“It’s clear that this response moves the process forward and may provide the basis for closing a deal,” a senior administration official told reporters during a call following the review of Hamas’s response.

“We do believe there is a pretty significant opening here.”

Negotiations will continue in Doha in the coming days, with a U.S. team participating, the official said.

The announcement was made after President Biden held a 30-minute phone call with Israeli Prime Minister Benjamin Netanyahu, during which both leaders discussed the details of the hostage and cease-fire negotiations, according to the White House.

The White House stated that the leaders discussed the recent response from Hamas.

The senior administration official did not provide the details of the breakthrough but noted that Hamas initially resisted the conditions of the phase one deal, a prerequisite to phase two, which involves a permanent cease-fire.
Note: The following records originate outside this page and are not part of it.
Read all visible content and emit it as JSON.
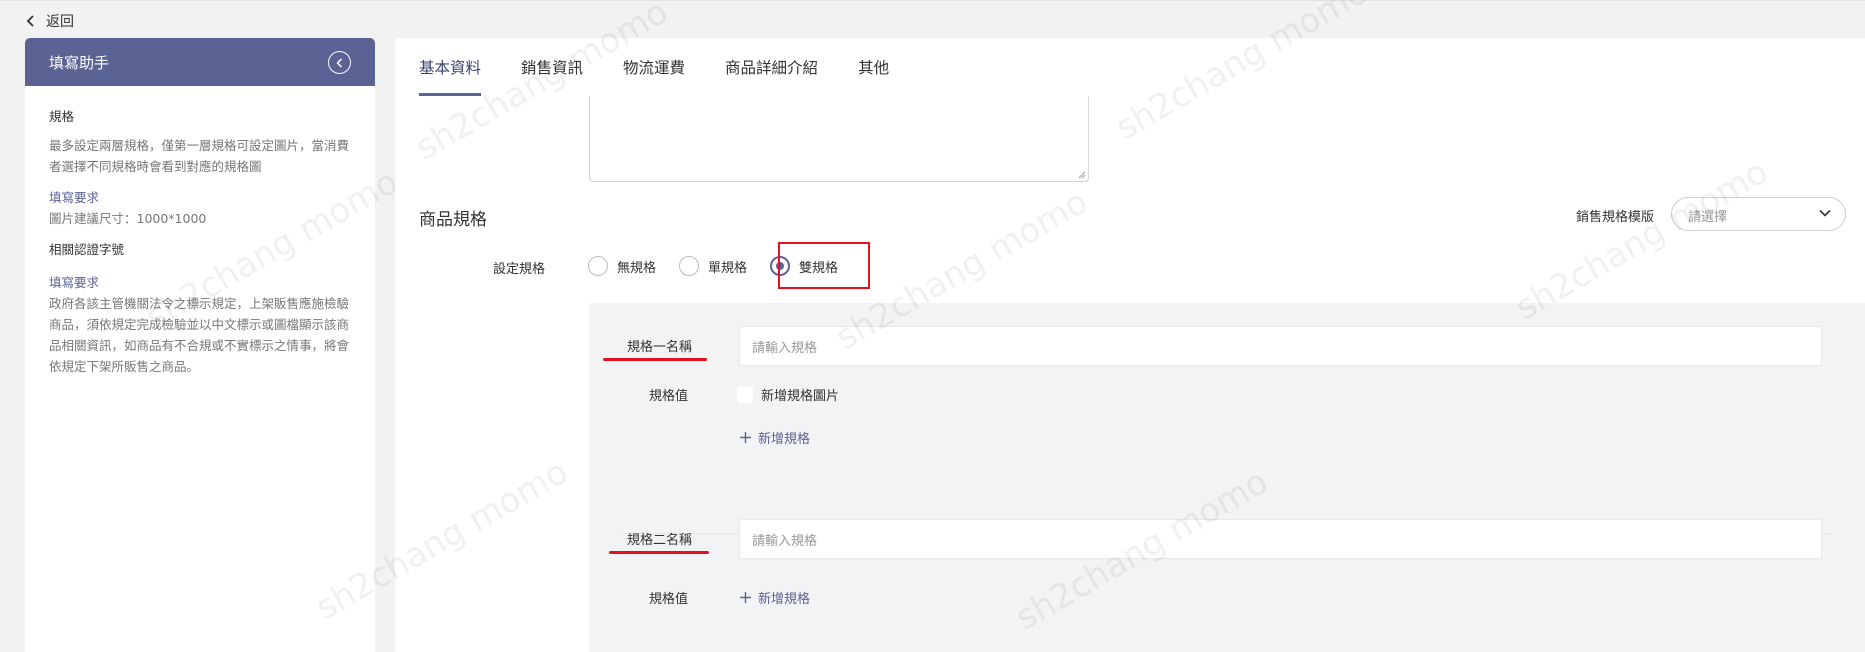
{
  "topbar": {
    "back_label": "返回"
  },
  "helper": {
    "title": "填寫助手",
    "sections": [
      {
        "title": "規格",
        "text": "最多設定兩層規格，僅第一層規格可設定圖片，當消費者選擇不同規格時會看到對應的規格圖"
      },
      {
        "sub": "填寫要求",
        "text": "圖片建議尺寸：1000*1000"
      },
      {
        "title": "相關認證字號"
      },
      {
        "sub": "填寫要求",
        "text": "政府各該主管機關法令之標示規定，上架販售應施檢驗商品，須依規定完成檢驗並以中文標示或圖檔顯示該商品相關資訊，如商品有不合規或不實標示之情事，將會依規定下架所販售之商品。"
      }
    ]
  },
  "tabs": [
    "基本資料",
    "銷售資訊",
    "物流運費",
    "商品詳細介紹",
    "其他"
  ],
  "spec": {
    "section_title": "商品規格",
    "template_label": "銷售規格模版",
    "template_placeholder": "請選擇",
    "set_label": "設定規格",
    "options": [
      "無規格",
      "單規格",
      "雙規格"
    ],
    "selected": "雙規格",
    "spec1": {
      "name_label": "規格一名稱",
      "placeholder": "請輸入規格",
      "value_label": "規格值",
      "add_image_label": "新增規格圖片",
      "add_label": "新增規格"
    },
    "spec2": {
      "name_label": "規格二名稱",
      "placeholder": "請輸入規格",
      "value_label": "規格值",
      "add_label": "新增規格"
    }
  },
  "watermark": "sh2chang momo",
  "colors": {
    "accent": "#5b6395",
    "highlight": "#e3101e",
    "panel_bg": "#f2f3f5"
  }
}
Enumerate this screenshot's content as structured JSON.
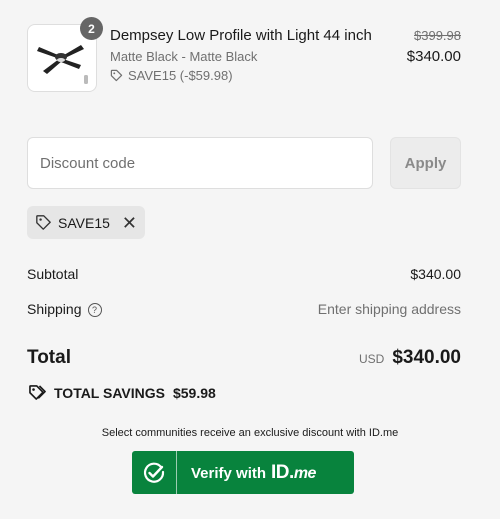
{
  "product": {
    "quantity": "2",
    "name": "Dempsey Low Profile with Light 44 inch",
    "variant": "Matte Black - Matte Black",
    "discount": "SAVE15 (-$59.98)",
    "original_price": "$399.98",
    "price": "$340.00",
    "image_icon": "ceiling-fan-icon"
  },
  "discount": {
    "placeholder": "Discount code",
    "apply_label": "Apply",
    "applied_code": "SAVE15"
  },
  "summary": {
    "subtotal_label": "Subtotal",
    "subtotal_value": "$340.00",
    "shipping_label": "Shipping",
    "shipping_value": "Enter shipping address",
    "total_label": "Total",
    "currency": "USD",
    "total_value": "$340.00",
    "savings_label": "TOTAL SAVINGS",
    "savings_value": "$59.98"
  },
  "idme": {
    "note": "Select communities receive an exclusive discount with ID.me",
    "verify_label": "Verify with",
    "brand_id": "ID.",
    "brand_me": "me",
    "button_color": "#08833d"
  }
}
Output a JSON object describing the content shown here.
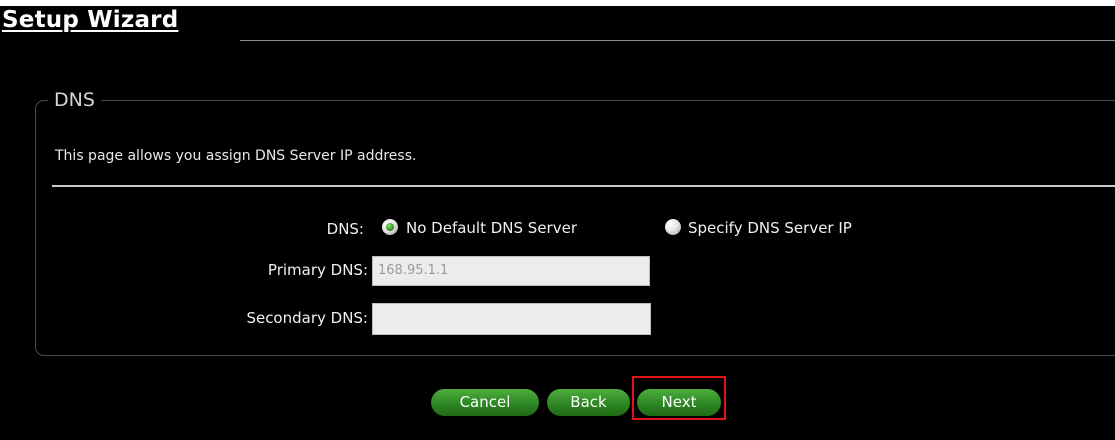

However, Hamas has now adjusted its position, a shift the White House described as encouraging.

“What we’ve got back from Hamas was a pretty significant adjustment to what had been their position, and we think that is encouraging. We have heard the same from the Israelis,” the official said.

He described the Hamas response as “a breakthrough on a critical impasse” in the deal.

However, this does not imply that the deal will close in a few days, the official said, as some of the implementation steps require significant work.

The first phase of the deal would allow the release of hostages, including women, men over 50, and those who are sick or wounded.

During their call, President Biden and Mr. Netanyahu also discussed the situation on the border with Lebanon.

“President Biden reaffirmed his ironclad commitment to Israel’s security, including in the face of threats from Iranian-backed terrorist groups such as Lebanese Hezbollah,” the White House said.

The two leaders agreed to further discussions on the peace deal. They have scheduled a consultative meeting for July 15 in Washington, where the national security teams of both countries will meet.

The Israeli leader is scheduled to address the U.S. Congress in late July, however, the official refrained from confirming if Mr. Netanyahu will also meet with President Biden during that trip.

On May 31, President Biden presented a three phase peace plan to end the war between Israel and Hamas.

The first phase of the deal would last six weeks and include a complete cease-fire, the withdrawal of Israeli forces from all populated areas of Gaza, and the release of hundreds of Palestinian prisoners in exchange for remaining hostages held by the terror group, including women, the elderly, and the wounded.

During the initial six-week phase, Israel and Hamas would negotiate the necessary arrangements to transition to the second phase, which aims to establish a permanent cease-fire, President Biden said.

“The cease-fire will continue as long as negotiations continue,” he said during a speech on May 31.

Phase two includes the exchange of all remaining hostages who are still alive, including male soldiers, the withdrawal of Israeli forces from Gaza, and the establishment of a permanent ceasefire.

The final phase involves a major reconstruction plan for Gaza and the return of the remains of hostages killed by Hamas.

According to the White House, the cease-fire plan has been endorsed by the U.N. Security Council, the leaders of the Group of Seven, and other countries around the world.

From The Epoch Times